“I first met her at a martial arts institute where I was training. I saw someone in their 40s who had the dedication of someone in their 20s. There was an enthusiasm to liberate the body from its social conditioning. Later on, young performers like me had no excuse because no matter how problematic a movement was, she was rushing into it,” says Vinay Kumar KJ, the artistic director of Adishakti. The body and its actions, especially the breath, are central to the Adishakti process.Chawla’s questioning of her body has led her to such folk performance forms as Chhau, Kalaripayattu and Koodiyattam.
When he joined Chawla, Vinay realized how much a person’s body is conditioned by social influences and their behavior built by the people around them. “Our personal behavior is not really us, and that can create all sorts of contradictions after adolescence. Unlearning is important and difficult,” he says.
Vinay, 52, is one of the strongest performers in the country and an integral part of Chawla’s oeuvre. If she was the philosopher, he was the body on stage. Their first collaboration, Impressions of Bhima, had a rough start. Chawla and Vinay worked for three years to liberate her body and activate different facets of it. “The training was so rigorous that even now I feel like Bhima changed my body,” he says.
Had Chawla applied Sri Aurobindo’s philosophy directly on stage or used traditional gestures to speak to current concerns, she would have created mundane works. She studied to form an opinion and searched within herself and her actor. The impressions of Bhima and other myths that formed the core of his later works were chosen because “with modernity we assume we have a more fashionable physiological and psychological understanding of the world, but our ethical dilemmas do not haven’t changed from the mythical stories of the ages. there is,” Vinay says.
Bhima started as an exploration to show two Bhima, one strong and the other a child, in a flash of a second. Vinay is on stage, knuckles planted on the ground and the light illuminating only the tense muscles of his back. Then, only her hands unclench, and as her head spins, the audience sees a baby face. Bhima is an example of how Chawla and Vinay created subsequent works such as Brhannala, which traces the concept of ardhanarishwar in terms of gender fluidity – male and female energies in the same body; and Ganapati, inspired by the koodiyattam, and how the mathematical progressions of a rhythmic structure reflect a basic human emotion.
Bali (2018), Adishakti’s first production after Chawla’s death, was directed by 39-year-old Nimmy Raphel, a lead actor in the group. It maintains Chawla’s methodology – a months-long gestation process, no linear storytelling, with each actor playing multiple roles and stories threading into each other. “Our idea is that the actor expresses the bhava and the audience gets the rasa,” explains Vinay.

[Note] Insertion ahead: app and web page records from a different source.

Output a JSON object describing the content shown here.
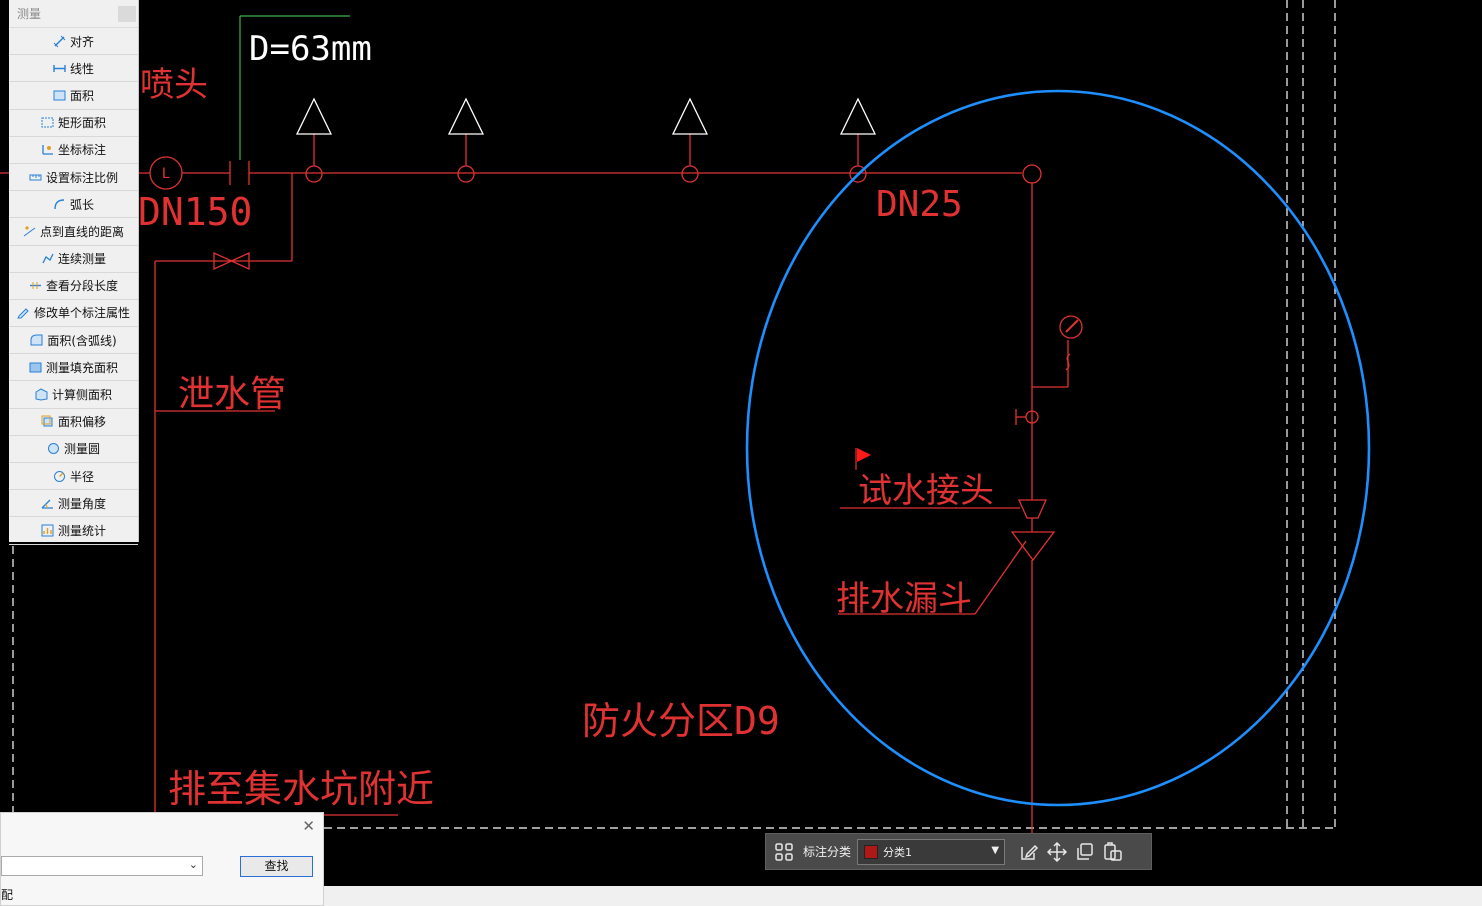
{
  "drawing": {
    "label_diameter": "D=63mm",
    "label_dn150": "DN150",
    "label_dn25": "DN25",
    "label_sprinkler": "喷头",
    "label_drain_pipe": "泄水管",
    "label_test_connector": "试水接头",
    "label_drain_funnel": "排水漏斗",
    "label_fire_zone": "防火分区D9",
    "label_to_sump": "排至集水坑附近",
    "label_L": "L",
    "colors": {
      "pipe": "#e03232",
      "highlight_circle": "#1e8fff",
      "leader": "#3cb44b",
      "frame_dashes": "#ffffff"
    }
  },
  "measure_panel": {
    "title": "测量",
    "items": [
      {
        "label": "对齐",
        "icon": "align-measure-icon"
      },
      {
        "label": "线性",
        "icon": "linear-measure-icon"
      },
      {
        "label": "面积",
        "icon": "area-icon"
      },
      {
        "label": "矩形面积",
        "icon": "rect-area-icon"
      },
      {
        "label": "坐标标注",
        "icon": "coordinate-icon"
      },
      {
        "label": "设置标注比例",
        "icon": "scale-icon"
      },
      {
        "label": "弧长",
        "icon": "arc-length-icon"
      },
      {
        "label": "点到直线的距离",
        "icon": "point-line-distance-icon"
      },
      {
        "label": "连续测量",
        "icon": "continuous-measure-icon"
      },
      {
        "label": "查看分段长度",
        "icon": "segment-length-icon"
      },
      {
        "label": "修改单个标注属性",
        "icon": "edit-annotation-icon"
      },
      {
        "label": "面积(含弧线)",
        "icon": "arc-area-icon"
      },
      {
        "label": "测量填充面积",
        "icon": "fill-area-icon"
      },
      {
        "label": "计算侧面积",
        "icon": "side-area-icon"
      },
      {
        "label": "面积偏移",
        "icon": "area-offset-icon"
      },
      {
        "label": "测量圆",
        "icon": "circle-measure-icon"
      },
      {
        "label": "半径",
        "icon": "radius-icon"
      },
      {
        "label": "测量角度",
        "icon": "angle-icon"
      },
      {
        "label": "测量统计",
        "icon": "statistics-icon"
      }
    ]
  },
  "find_dialog": {
    "find_button": "查找",
    "match_label": "配",
    "close_glyph": "✕",
    "select_value": ""
  },
  "annotation_toolbar": {
    "category_label": "标注分类",
    "category_value": "分类1",
    "swatch_color": "#b01818",
    "icons": [
      "grid-icon",
      "edit-icon",
      "move-icon",
      "copy-icon",
      "paste-icon"
    ]
  }
}
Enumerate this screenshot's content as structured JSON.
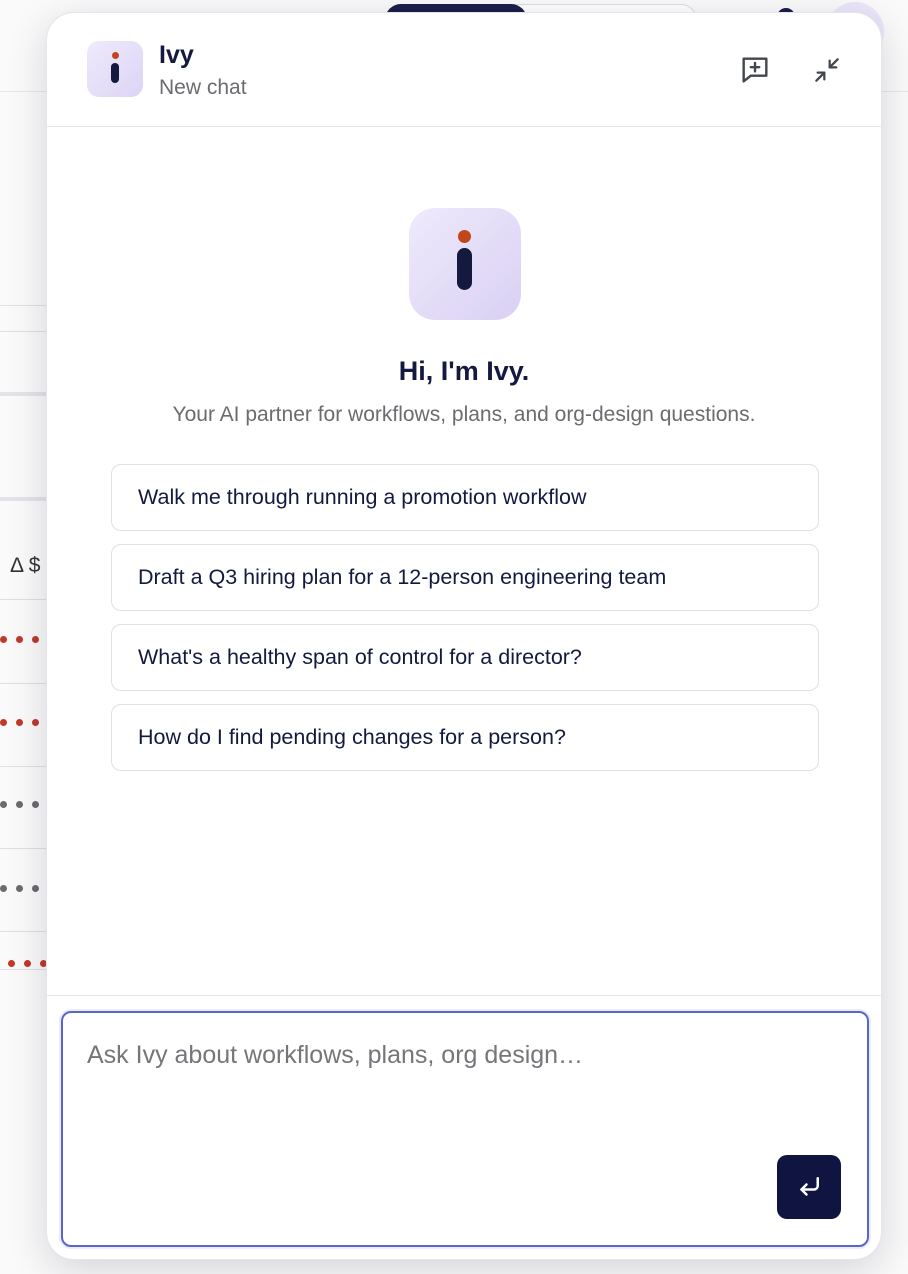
{
  "background": {
    "delta_label": "Δ $",
    "row_menus": [
      {
        "color": "red"
      },
      {
        "color": "red"
      },
      {
        "color": "grey"
      },
      {
        "color": "grey"
      },
      {
        "color": "red"
      }
    ]
  },
  "chat": {
    "header": {
      "title": "Ivy",
      "subtitle": "New chat",
      "new_chat_icon": "message-plus-icon",
      "minimize_icon": "collapse-arrows-icon"
    },
    "welcome": {
      "title": "Hi, I'm Ivy.",
      "subtitle": "Your AI partner for workflows, plans, and org-design questions."
    },
    "suggestions": [
      "Walk me through running a promotion workflow",
      "Draft a Q3 hiring plan for a 12-person engineering team",
      "What's a healthy span of control for a director?",
      "How do I find pending changes for a person?"
    ],
    "composer": {
      "placeholder": "Ask Ivy about workflows, plans, org design…",
      "value": "",
      "send_icon": "enter-return-icon"
    }
  },
  "colors": {
    "brand_navy": "#13193f",
    "brand_accent": "#c2461c",
    "logo_bg": "#e6e0f8",
    "focus_border": "#5865c9"
  }
}
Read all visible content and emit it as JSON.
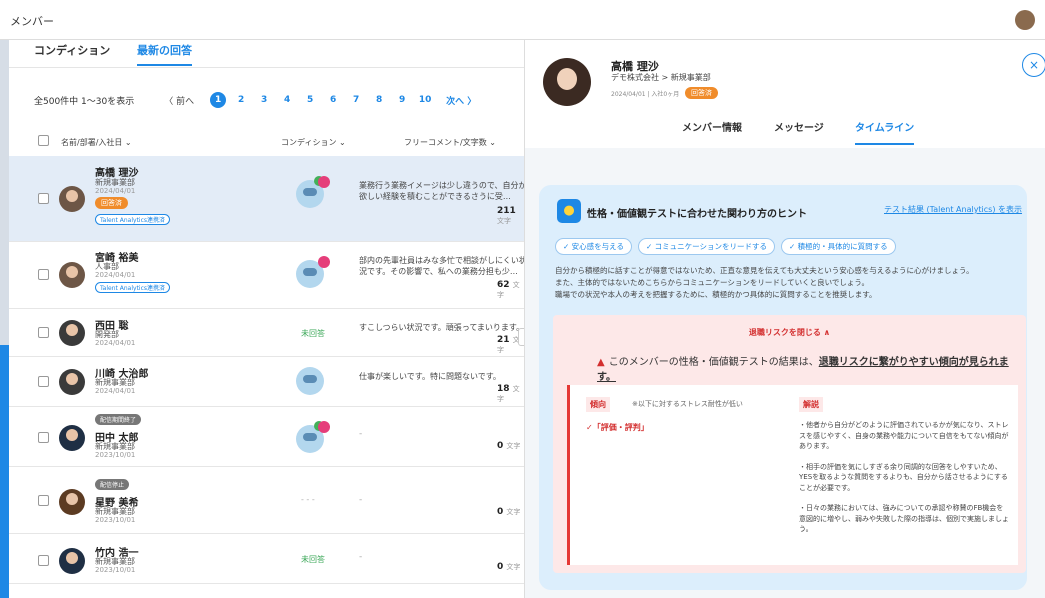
{
  "topbar": {
    "title": "メンバー"
  },
  "tabs": {
    "condition": "コンディション",
    "latest": "最新の回答"
  },
  "pager": {
    "count": "全500件中 1〜30を表示",
    "prev": "〈 前へ",
    "pages": [
      "1",
      "2",
      "3",
      "4",
      "5",
      "6",
      "7",
      "8",
      "9",
      "10"
    ],
    "next": "次へ 〉"
  },
  "table": {
    "col_name": "名前/部署/入社日 ⌄",
    "col_condition": "コンディション ⌄",
    "col_comment": "フリーコメント/文字数 ⌄",
    "chars_unit": "文字"
  },
  "rows": [
    {
      "name": "高橋 理沙",
      "dept": "新規事業部",
      "date": "2024/04/01",
      "badge": "回答済",
      "talent": "Talent Analytics連携済",
      "comment1": "業務行う業務イメージは少し違うので、自分が",
      "comment2": "欲しい経験を積むことができるさうに受…",
      "chars": "211"
    },
    {
      "name": "宮崎 裕美",
      "dept": "人事部",
      "date": "2024/04/01",
      "talent": "Talent Analytics連携済",
      "comment1": "部内の先輩社員はみな多忙で相談がしにくい状",
      "comment2": "況です。その影響で、私への業務分担も少…",
      "chars": "62"
    },
    {
      "name": "西田 聡",
      "dept": "開発部",
      "date": "2024/04/01",
      "cond": "未回答",
      "comment1": "すこしつらい状況です。頑張ってまいります。",
      "chars": "21"
    },
    {
      "name": "川崎 大治郎",
      "dept": "新規事業部",
      "date": "2024/04/01",
      "comment1": "仕事が楽しいです。特に問題ないです。",
      "chars": "18"
    },
    {
      "name": "田中 太郎",
      "dept": "新規事業部",
      "date": "2023/10/01",
      "badge": "配信期間終了",
      "comment1": "-",
      "chars": "0"
    },
    {
      "name": "星野 美希",
      "dept": "新規事業部",
      "date": "2023/10/01",
      "badge": "配信停止",
      "cond": "- - -",
      "comment1": "-",
      "chars": "0"
    },
    {
      "name": "竹内 浩一",
      "dept": "新規事業部",
      "date": "2023/10/01",
      "cond": "未回答",
      "comment1": "-",
      "chars": "0"
    }
  ],
  "panel": {
    "name": "高橋 理沙",
    "dept": "デモ株式会社 > 新規事業部",
    "date": "2024/04/01 | 入社0ヶ月",
    "badge": "回答済",
    "close": "×",
    "tabs": [
      "メンバー情報",
      "メッセージ",
      "タイムライン"
    ],
    "hint": {
      "title": "性格・価値観テストに合わせた関わり方のヒント",
      "link": "テスト結果 (Talent Analytics) を表示",
      "tags": [
        "✓ 安心感を与える",
        "✓ コミュニケーションをリードする",
        "✓ 積極的・具体的に質問する"
      ],
      "desc1": "自分から積極的に話すことが得意ではないため、正直な意見を伝えても大丈夫という安心感を与えるように心がけましょう。",
      "desc2": "また、主体的ではないためこちらからコミュニケーションをリードしていくと良いでしょう。",
      "desc3": "職場での状況や本人の考えを把握するために、積極的かつ具体的に質問することを推奨します。"
    },
    "risk": {
      "toggle": "退職リスクを閉じる ∧",
      "warn_prefix": "このメンバーの性格・価値観テストの結果は、",
      "warn_emph": "退職リスクに繋がりやすい傾向が見られます。",
      "label_tendency": "傾向",
      "tendency_note": "※以下に対するストレス耐性が低い",
      "item": "✓「評価・評判」",
      "label_expl": "解説",
      "expl1": "・他者から自分がどのように評価されているかが気になり、ストレスを感じやすく、自身の業務や能力について自信をもてない傾向があります。",
      "expl2": "・相手の評価を気にしすぎる余り同調的な回答をしやすいため、YESを取るような質問をするよりも、自分から話させるようにすることが必要です。",
      "expl3": "・日々の業務においては、強みについての承認や称賛のFB機会を意図的に増やし、弱みや失敗した際の指導は、個別で実施しましょう。"
    }
  }
}
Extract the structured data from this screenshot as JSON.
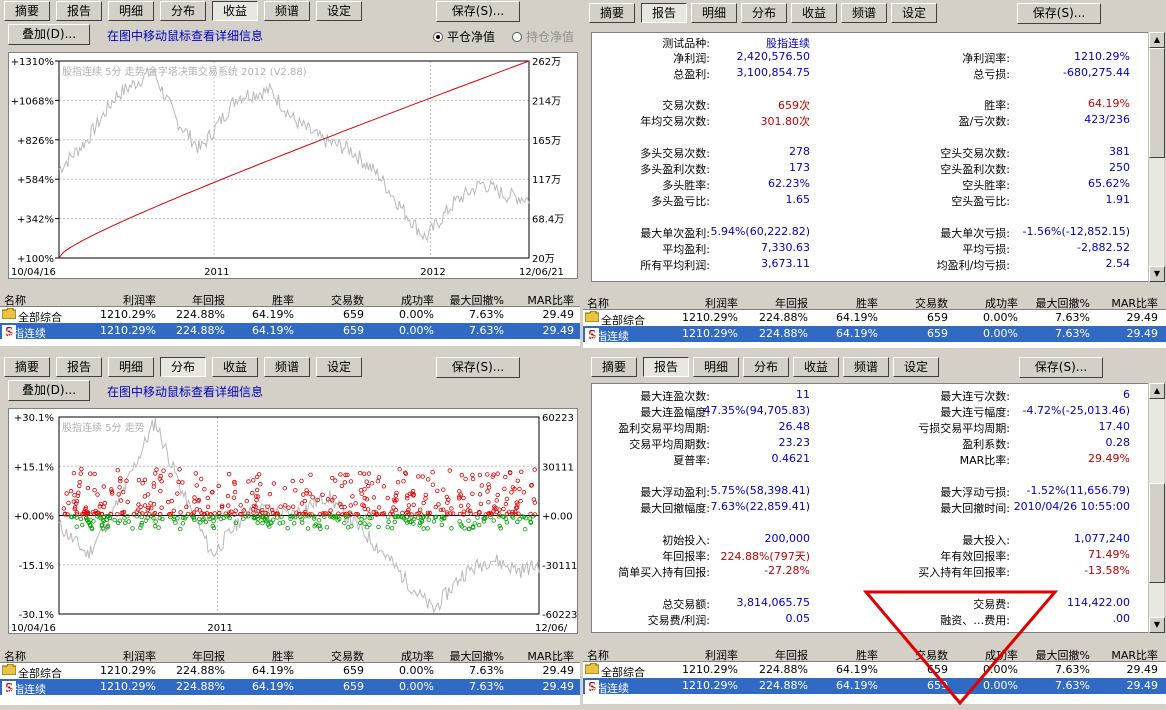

Theater students find that at Adishakti, the heart of every production is to work on the breath. “Our ideas of happiness depend on social constructs (jobs, home, and money), which respond to four main impulses: greed, desire, lust, gluttony. We see this when we look at the breath philosophically,” says- he. The adishakti theatrical path is complex, it requires confronting one’s strengths and fears. There is a lot to learn and unlearn. “In Adishakti, there is no property, we are only guardians. We let’s enrich the space and the method and transfer to the next generation of artists,” says Vinay.